The newborn goat kids had a great first night, thanks in part to the heat lamp borrowed from the chicken brooder. They were still a little damp with amniotic fluid at bedtime, but cuddled up together under the heat lamp they looked very comfortable. Wish I’d had my camera with me, because the sight was priceless.
This morning, when we came out to do the chores, both of them were fluffy and totally dry — and, best of all, both were up and nursing. I turned off the heat lamp, but left it out there in case we get another sub-zero snap before the end of winter.

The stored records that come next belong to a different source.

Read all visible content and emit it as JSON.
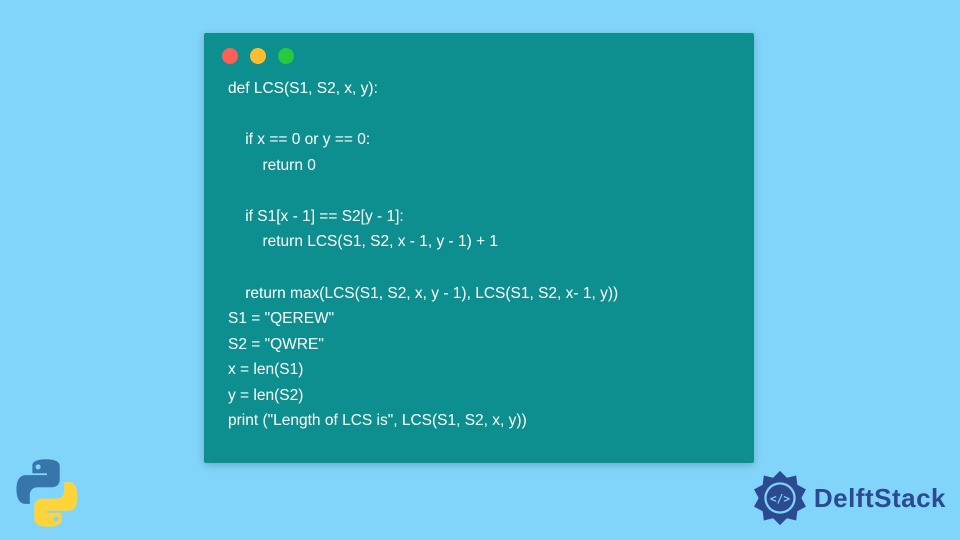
{
  "code": {
    "lines": "def LCS(S1, S2, x, y):\n\n    if x == 0 or y == 0:\n        return 0\n\n    if S1[x - 1] == S2[y - 1]:\n        return LCS(S1, S2, x - 1, y - 1) + 1\n\n    return max(LCS(S1, S2, x, y - 1), LCS(S1, S2, x- 1, y))\nS1 = \"QEREW\"\nS2 = \"QWRE\"\nx = len(S1)\ny = len(S2)\nprint (\"Length of LCS is\", LCS(S1, S2, x, y))"
  },
  "brand": {
    "name": "DelftStack"
  },
  "colors": {
    "page_bg": "#81d4fa",
    "window_bg": "#0e8f8f",
    "code_text": "#ffffff",
    "brand_text": "#2b4a8f"
  }
}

Our children have named the goat kids “Button” and “Marigold”. Not sure which is which at this point, but that’ll all get sorted out. These goat kids are cross-breeds, so it’s not like we’ll be registering them. (We couldn’t find a Saanen buck in time for breeding season, and we figured Saanen-Toggenburg kids were better than no kids at all.) Some neighbors raise Toggenburgs, and sold us “Eight Bits,” the kid buck we ended up using for breeding.

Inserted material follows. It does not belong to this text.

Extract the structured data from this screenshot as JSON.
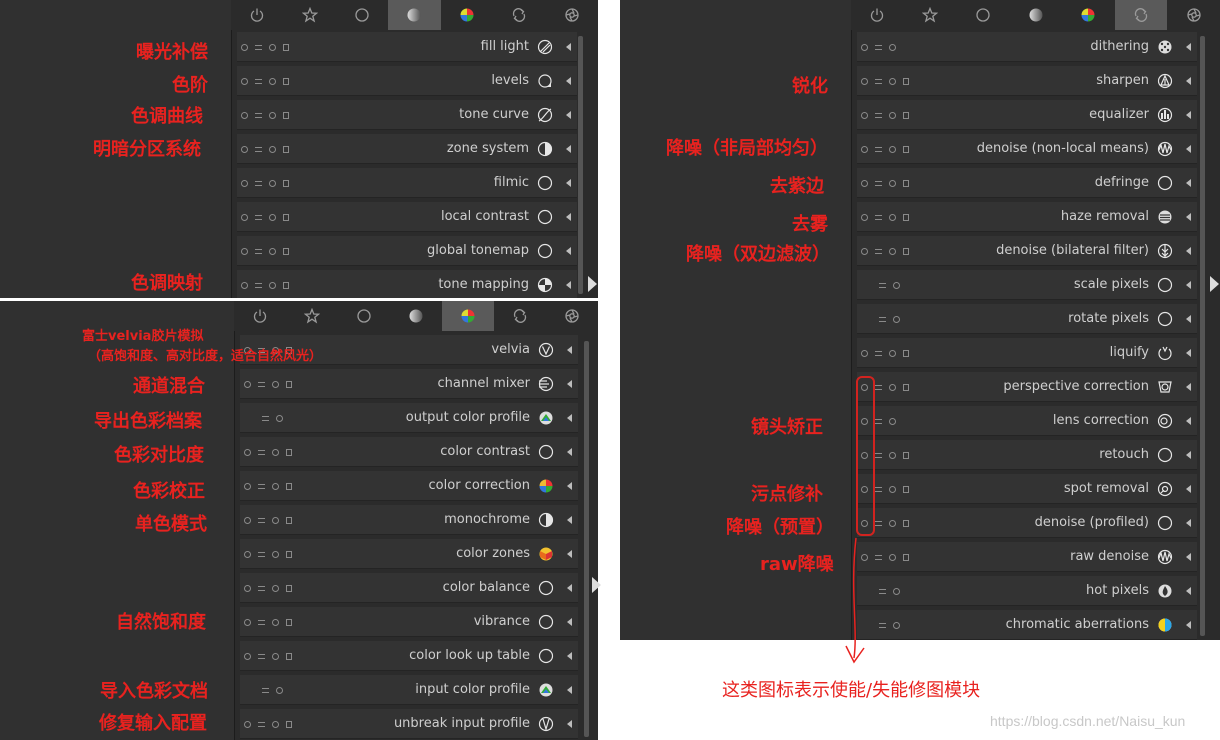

On our farm, only animals that we intend to keep get names. That includes all the female sheep, the breeding rams, the female goats, the breeding buck, and the roosters. (There are too many laying hens to name, and they all look alike anyway, but each of the roosters is quite distinctive.) All the animals that will be butchered get named “Hamburger,” “Lamb Chop,” or the like. If we get a male goat kid, I’m lobbying for naming him “Chev,” short for “Chevon,” which is what the French call goat meat.